Think again. New research from Duke’s Fuqua School of Business shows that sometimes commercials are even more effective when you’re not paying attention. Host Frank Stasio talks to Gavan Fitzsimons, a professor in Duke’s Fuqua School of Business.

A bus in Chapel Hill.
Town of Chapel Hill

Chapel Hill Transit has approved a pro-Israel advertisement to run inside town buses. 

The proposal is the latest in a series of polarizing ads that started last year when the Church of Reconciliation ran a poster that called for the U.S. to end military aid to Israel.  The group American Freedom Defense Initiative countered with an ad that called opponents of Israel "savages," setting off a debate about which ads should be allowed on buses. 

Hartman Center, Rubenstein Library, Duke University

The season finale delivered many memorable moments that will keep us guessing until next year. Stan tells Don that he wants to be the one that goes to Los Angeles to open a satellite office that will service the Sunkist account. After a bad phone conversation with Sally, Don gets drunk at a bar when he is supposed to be at work. Later he wakes up in jail. Pete is horrified to find out that his mother is lost at sea. She married Manolo on a cruise and it is presumed that he threw her overboard in order to inherit her money.

Hartman Center, Rubenstein Library, Duke University

Don stays home from work feigning illness and drinking too much, as he mourns what happened with Sally. Ken goes hunting with two Chevy executives and accidently gets shot in the face. Betty tells Don that Sally doesn’t want to visit him anymore and that she wants to go to boarding school. Ted and Peggy’s fondness for each other becomes apparent to others in the office. Harry calls Don to tell him that Sunkist has approved a large media budget.

David Alsobrooks

When Nike used the Beatle’s song “Revolution” in an ad campaign, the Beatles sued. Their lawyer released a statement: “The Beatles’ position is that they don’t sing jingles to peddle sneakers, beer, pantyhose or anything else.” 

Hartman Center, Rubenstein Library, Duke University

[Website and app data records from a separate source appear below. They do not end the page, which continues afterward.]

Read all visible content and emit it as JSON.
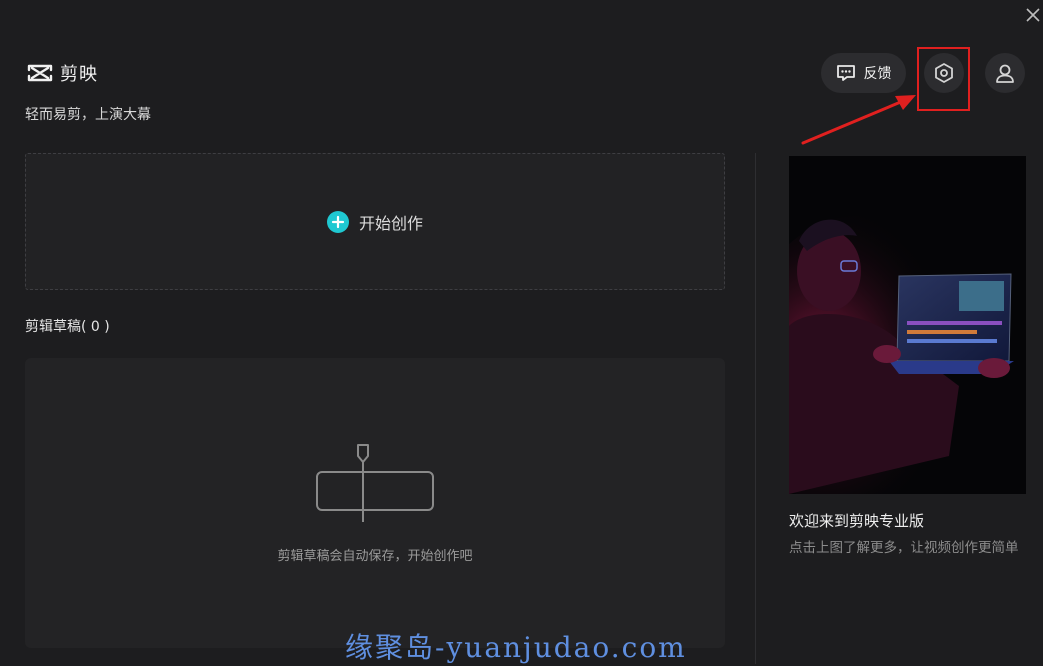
{
  "app": {
    "name": "剪映",
    "slogan": "轻而易剪，上演大幕"
  },
  "header": {
    "feedback_label": "反馈",
    "settings_icon": "settings-hexagon-icon",
    "profile_icon": "user-icon",
    "highlight_color": "#e0201f"
  },
  "start": {
    "label": "开始创作",
    "accent": "#1fc8d1"
  },
  "drafts": {
    "title": "剪辑草稿( 0 )",
    "empty_text": "剪辑草稿会自动保存，开始创作吧"
  },
  "promo": {
    "title": "欢迎来到剪映专业版",
    "description": "点击上图了解更多，让视频创作更简单"
  },
  "watermark": "缘聚岛-yuanjudao.com"
}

The title of last night’s show,"Favors," accurately sums up a major theme seen in the episode.  Many characters need or give favors, though not without consequences.  The SC&P staff realizes that they are competing for two similar clients, Sunkist and Ocean Spray, so one will have to be resigned. While talking to Peggy, Pete’s mother claims she is in love with her nurse Manolo, and implies that their relationship is sexual. Sylvia and Arnold are afraid because their son Mitchell is reclassified 1A by the draft after dropping out of school and sending back his draft card in protest.